▶ **REQUIREMENT**
Filter the listing below, please, and copy only the lines with the word "numbers".

▶ **DATA EXTRACT**

* * *

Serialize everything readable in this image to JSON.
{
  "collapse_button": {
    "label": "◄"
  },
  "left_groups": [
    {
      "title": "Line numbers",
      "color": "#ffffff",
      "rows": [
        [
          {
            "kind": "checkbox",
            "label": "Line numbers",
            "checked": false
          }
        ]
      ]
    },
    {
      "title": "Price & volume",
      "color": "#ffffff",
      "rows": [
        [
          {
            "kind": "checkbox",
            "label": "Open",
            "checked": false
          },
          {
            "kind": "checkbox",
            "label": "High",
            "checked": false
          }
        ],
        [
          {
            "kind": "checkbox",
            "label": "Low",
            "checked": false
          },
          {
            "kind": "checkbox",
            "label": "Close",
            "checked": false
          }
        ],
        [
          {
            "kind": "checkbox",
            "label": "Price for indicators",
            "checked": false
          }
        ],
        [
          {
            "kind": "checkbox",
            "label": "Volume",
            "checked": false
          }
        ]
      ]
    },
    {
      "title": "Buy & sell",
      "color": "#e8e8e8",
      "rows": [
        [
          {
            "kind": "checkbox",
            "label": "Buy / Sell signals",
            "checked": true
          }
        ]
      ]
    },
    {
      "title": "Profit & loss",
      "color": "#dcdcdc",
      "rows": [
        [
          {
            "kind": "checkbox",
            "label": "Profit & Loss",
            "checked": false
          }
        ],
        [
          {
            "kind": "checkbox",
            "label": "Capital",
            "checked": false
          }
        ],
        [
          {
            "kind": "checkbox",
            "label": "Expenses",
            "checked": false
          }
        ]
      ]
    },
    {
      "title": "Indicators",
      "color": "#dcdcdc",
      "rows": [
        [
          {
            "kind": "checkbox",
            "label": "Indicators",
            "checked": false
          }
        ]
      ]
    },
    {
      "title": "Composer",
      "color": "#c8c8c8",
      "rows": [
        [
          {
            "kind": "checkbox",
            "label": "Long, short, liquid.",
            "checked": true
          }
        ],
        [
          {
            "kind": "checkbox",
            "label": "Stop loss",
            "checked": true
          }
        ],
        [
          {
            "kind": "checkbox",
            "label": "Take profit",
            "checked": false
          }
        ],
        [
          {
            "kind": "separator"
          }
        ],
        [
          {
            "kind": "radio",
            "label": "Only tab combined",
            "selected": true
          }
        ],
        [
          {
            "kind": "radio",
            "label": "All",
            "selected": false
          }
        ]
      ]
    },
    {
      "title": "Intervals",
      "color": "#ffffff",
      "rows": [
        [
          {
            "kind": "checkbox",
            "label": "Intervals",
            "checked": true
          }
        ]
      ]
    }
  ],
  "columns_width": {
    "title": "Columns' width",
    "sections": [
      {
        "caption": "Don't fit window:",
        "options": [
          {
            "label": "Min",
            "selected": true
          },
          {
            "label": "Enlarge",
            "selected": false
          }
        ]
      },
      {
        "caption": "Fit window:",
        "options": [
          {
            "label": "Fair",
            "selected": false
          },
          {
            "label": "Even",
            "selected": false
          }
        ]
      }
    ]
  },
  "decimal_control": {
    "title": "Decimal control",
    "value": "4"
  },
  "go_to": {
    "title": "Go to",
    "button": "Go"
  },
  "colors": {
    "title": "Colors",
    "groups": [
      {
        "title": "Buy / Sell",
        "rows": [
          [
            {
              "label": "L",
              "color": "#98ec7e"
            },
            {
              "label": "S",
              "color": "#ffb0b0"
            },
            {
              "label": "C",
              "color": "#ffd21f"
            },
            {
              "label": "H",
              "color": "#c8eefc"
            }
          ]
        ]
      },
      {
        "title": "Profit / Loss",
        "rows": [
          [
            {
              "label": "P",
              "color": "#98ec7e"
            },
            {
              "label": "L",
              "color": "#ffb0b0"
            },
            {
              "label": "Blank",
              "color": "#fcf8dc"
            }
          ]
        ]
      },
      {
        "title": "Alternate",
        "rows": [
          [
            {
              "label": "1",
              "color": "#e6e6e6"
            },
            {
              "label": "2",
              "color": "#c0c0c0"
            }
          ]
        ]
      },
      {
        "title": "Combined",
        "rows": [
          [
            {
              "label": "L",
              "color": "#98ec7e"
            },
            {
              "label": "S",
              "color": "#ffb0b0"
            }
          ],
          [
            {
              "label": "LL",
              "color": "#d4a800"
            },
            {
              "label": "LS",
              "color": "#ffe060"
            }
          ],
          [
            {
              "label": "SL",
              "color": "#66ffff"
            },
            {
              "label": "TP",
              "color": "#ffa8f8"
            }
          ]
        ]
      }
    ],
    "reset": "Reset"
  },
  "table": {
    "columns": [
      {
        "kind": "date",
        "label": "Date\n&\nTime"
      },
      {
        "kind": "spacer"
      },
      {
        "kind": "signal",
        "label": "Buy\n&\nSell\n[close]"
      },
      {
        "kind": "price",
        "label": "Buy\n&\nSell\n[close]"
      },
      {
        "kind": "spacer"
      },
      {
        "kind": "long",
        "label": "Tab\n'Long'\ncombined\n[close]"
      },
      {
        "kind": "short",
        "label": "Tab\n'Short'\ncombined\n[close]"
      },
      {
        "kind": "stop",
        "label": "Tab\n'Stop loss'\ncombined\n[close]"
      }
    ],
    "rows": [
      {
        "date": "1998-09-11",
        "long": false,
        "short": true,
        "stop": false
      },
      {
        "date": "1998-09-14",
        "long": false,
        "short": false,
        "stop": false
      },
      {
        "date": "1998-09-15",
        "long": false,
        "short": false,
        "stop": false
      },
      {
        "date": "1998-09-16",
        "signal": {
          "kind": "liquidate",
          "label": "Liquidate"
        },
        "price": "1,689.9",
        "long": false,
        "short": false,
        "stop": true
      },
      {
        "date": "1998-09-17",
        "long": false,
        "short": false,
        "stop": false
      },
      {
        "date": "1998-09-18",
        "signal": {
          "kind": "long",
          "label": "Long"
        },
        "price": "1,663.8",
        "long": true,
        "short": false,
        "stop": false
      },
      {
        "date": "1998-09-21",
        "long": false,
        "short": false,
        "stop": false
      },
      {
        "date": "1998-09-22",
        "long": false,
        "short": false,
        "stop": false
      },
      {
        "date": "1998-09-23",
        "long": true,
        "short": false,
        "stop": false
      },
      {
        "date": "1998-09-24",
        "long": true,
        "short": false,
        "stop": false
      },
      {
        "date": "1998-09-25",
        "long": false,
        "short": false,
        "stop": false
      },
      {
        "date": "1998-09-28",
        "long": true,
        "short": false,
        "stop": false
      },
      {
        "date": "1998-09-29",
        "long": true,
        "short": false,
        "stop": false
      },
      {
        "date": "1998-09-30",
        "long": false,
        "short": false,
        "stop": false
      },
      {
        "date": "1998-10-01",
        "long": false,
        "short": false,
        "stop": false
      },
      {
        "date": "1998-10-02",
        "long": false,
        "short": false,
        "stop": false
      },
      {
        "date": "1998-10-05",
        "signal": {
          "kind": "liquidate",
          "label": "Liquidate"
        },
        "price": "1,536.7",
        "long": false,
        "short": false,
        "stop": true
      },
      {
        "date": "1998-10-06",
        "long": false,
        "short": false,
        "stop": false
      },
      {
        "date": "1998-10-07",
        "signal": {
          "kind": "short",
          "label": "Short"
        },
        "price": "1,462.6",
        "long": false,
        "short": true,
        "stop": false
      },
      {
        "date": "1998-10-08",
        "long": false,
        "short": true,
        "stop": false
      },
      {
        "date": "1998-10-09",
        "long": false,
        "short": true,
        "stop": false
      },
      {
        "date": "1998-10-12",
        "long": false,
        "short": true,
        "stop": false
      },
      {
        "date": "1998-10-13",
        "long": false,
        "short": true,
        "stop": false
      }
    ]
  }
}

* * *

▶ **ANSWER SPACE**
      "title": "Line numbers",
            "label": "Line numbers",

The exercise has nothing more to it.